Max Bronstein, speaking as an individual.

As to the budget proposed, I generally support the County Executive’s recommendations.  Additionally, I support the changes proposed by the Organizational Reform Commission as they would bring about greater long-term savings.

I feel that the Criminal Justice Coordinating Commission’s executive directorship should be abolished.  There is ample ability resident in the police department and in the State’s Attorney’s Office to handle any coordination needed.

Regarding policies and politics:

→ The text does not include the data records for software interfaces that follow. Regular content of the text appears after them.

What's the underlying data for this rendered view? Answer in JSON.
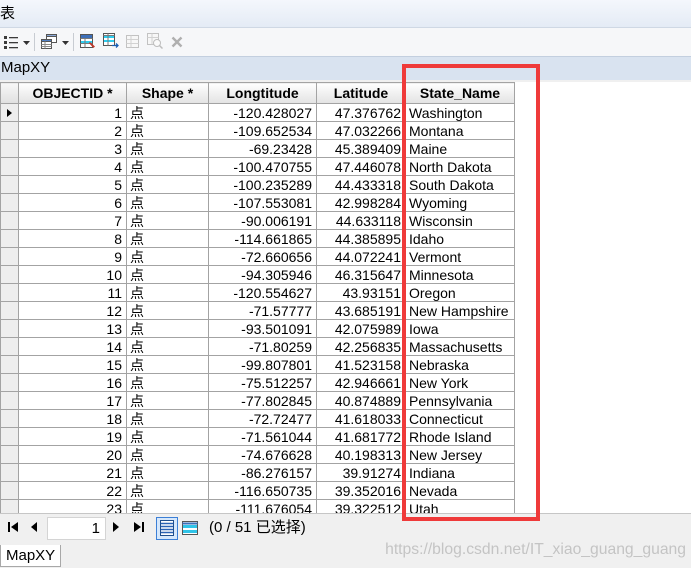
{
  "window": {
    "title": "表"
  },
  "toolbar": {
    "icons": [
      "table-options-icon",
      "related-tables-icon",
      "select-by-attributes-icon",
      "switch-selection-icon",
      "clear-selection-icon",
      "zoom-to-selected-icon",
      "delete-selected-icon"
    ],
    "disabled": [
      "clear-selection-icon",
      "zoom-to-selected-icon",
      "delete-selected-icon"
    ]
  },
  "table": {
    "name": "MapXY",
    "columns": [
      "OBJECTID *",
      "Shape *",
      "Longtitude",
      "Latitude",
      "State_Name"
    ],
    "current_row": 1,
    "rows": [
      [
        "1",
        "点",
        "-120.428027",
        "47.376762",
        "Washington"
      ],
      [
        "2",
        "点",
        "-109.652534",
        "47.032266",
        "Montana"
      ],
      [
        "3",
        "点",
        "-69.23428",
        "45.389409",
        "Maine"
      ],
      [
        "4",
        "点",
        "-100.470755",
        "47.446078",
        "North Dakota"
      ],
      [
        "5",
        "点",
        "-100.235289",
        "44.433318",
        "South Dakota"
      ],
      [
        "6",
        "点",
        "-107.553081",
        "42.998284",
        "Wyoming"
      ],
      [
        "7",
        "点",
        "-90.006191",
        "44.633118",
        "Wisconsin"
      ],
      [
        "8",
        "点",
        "-114.661865",
        "44.385895",
        "Idaho"
      ],
      [
        "9",
        "点",
        "-72.660656",
        "44.072241",
        "Vermont"
      ],
      [
        "10",
        "点",
        "-94.305946",
        "46.315647",
        "Minnesota"
      ],
      [
        "11",
        "点",
        "-120.554627",
        "43.93151",
        "Oregon"
      ],
      [
        "12",
        "点",
        "-71.57777",
        "43.685191",
        "New Hampshire"
      ],
      [
        "13",
        "点",
        "-93.501091",
        "42.075989",
        "Iowa"
      ],
      [
        "14",
        "点",
        "-71.80259",
        "42.256835",
        "Massachusetts"
      ],
      [
        "15",
        "点",
        "-99.807801",
        "41.523158",
        "Nebraska"
      ],
      [
        "16",
        "点",
        "-75.512257",
        "42.946661",
        "New York"
      ],
      [
        "17",
        "点",
        "-77.802845",
        "40.874889",
        "Pennsylvania"
      ],
      [
        "18",
        "点",
        "-72.72477",
        "41.618033",
        "Connecticut"
      ],
      [
        "19",
        "点",
        "-71.561044",
        "41.681772",
        "Rhode Island"
      ],
      [
        "20",
        "点",
        "-74.676628",
        "40.198313",
        "New Jersey"
      ],
      [
        "21",
        "点",
        "-86.276157",
        "39.91274",
        "Indiana"
      ],
      [
        "22",
        "点",
        "-116.650735",
        "39.352016",
        "Nevada"
      ],
      [
        "23",
        "点",
        "-111.676054",
        "39.322512",
        "Utah"
      ]
    ]
  },
  "navigator": {
    "icons": [
      "move-first-icon",
      "move-previous-icon",
      "move-next-icon",
      "move-last-icon",
      "show-all-records-icon",
      "show-selected-records-icon"
    ],
    "active_view": "show-all-records-icon",
    "current_record": "1",
    "status": "(0 / 51 已选择)"
  },
  "tabs": [
    "MapXY"
  ],
  "watermark": "https://blog.csdn.net/IT_xiao_guang_guang",
  "colors": {
    "highlight_box": "#ef3a3a",
    "grid_line": "#a3a3a3",
    "table_name_bar": "#d9e3f0",
    "active_view_border": "#3c7fd6"
  }
}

Some members of the current council have been in office for 8+ years; some for 4+ years; one for 2 years; and some for several months.  While the current recession began in 2007, Marvin Wineman, then president of the Taxpayer’s League, repeatedly cautioned the council beginning prior to 2007, that their fiscal policies were unsustainable.  He was ignored, and the council now finds itself in the serious financial bind against which he warned.

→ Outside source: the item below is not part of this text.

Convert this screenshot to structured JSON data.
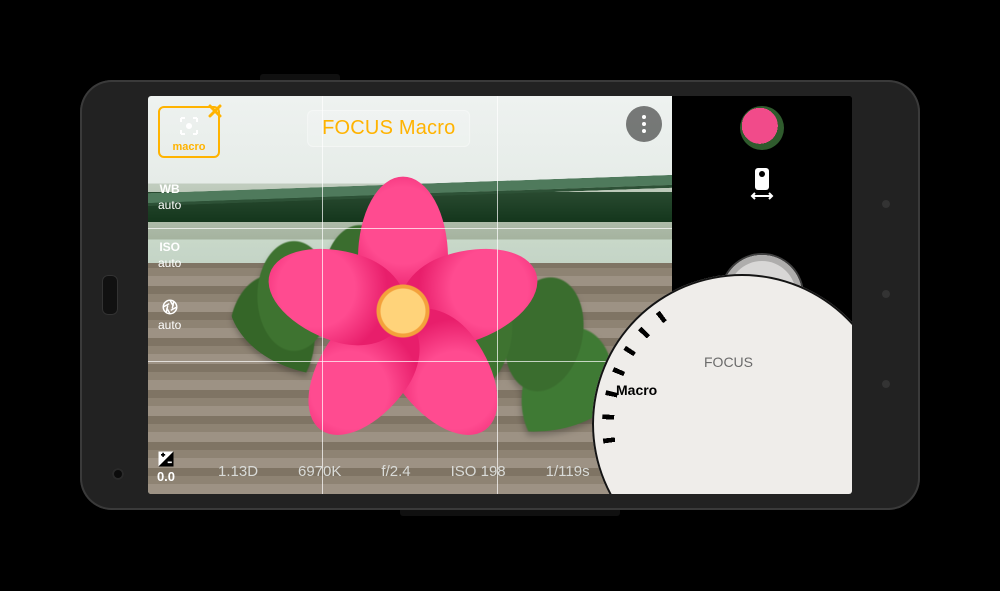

We all know there are financial problems existing outside the county that affect our situation.  However, had the council heeded Marvin Wineman’s warnings early on, we would not be in anywhere near as serious a financial situation as we are now.

Accordingly, I strongly urge the council to engage an outside firm of economists to serve as their “financial early warning system” which would report every 6 months as to any financial problems they foresee for the county.

Also, using one version of the “golden rule” as a guide, I submit that the organization that supplies the gold should make the rules.  Since 57% of the county’s budget goes to finance the schools to the tune of $2.2 billion, the council should have oversight over the school system’s budget.  As a county, we should not in the future have to contend with a school superintendent and a school board that accept the county’s $2.2 billion and then become the county’s adversaries.  Legislation needs to be put in place that makes that oversight a reality.  I realize that effort will be very challenging, but the achievement would be well worth the battle.

To the county’s valued public servants, I suggest cooperation, patience, and understanding.  After all, with 80% of the county’s expenditures going to pay employee’s, to attempt to extract more than the county can afford is a self-defeating endeavor.

To the county’s residents, I cannot emphasize enough, GET INVOLVED.  Let the county’s leaders hear from you.  If you don’t think your elected officials are doing a good job of handling your money and running the county, don’t reelect them.  If you feel they are doing a good job, do reelect them.

Remember, the most important office in our democracy is that of private citizen.

Thank you.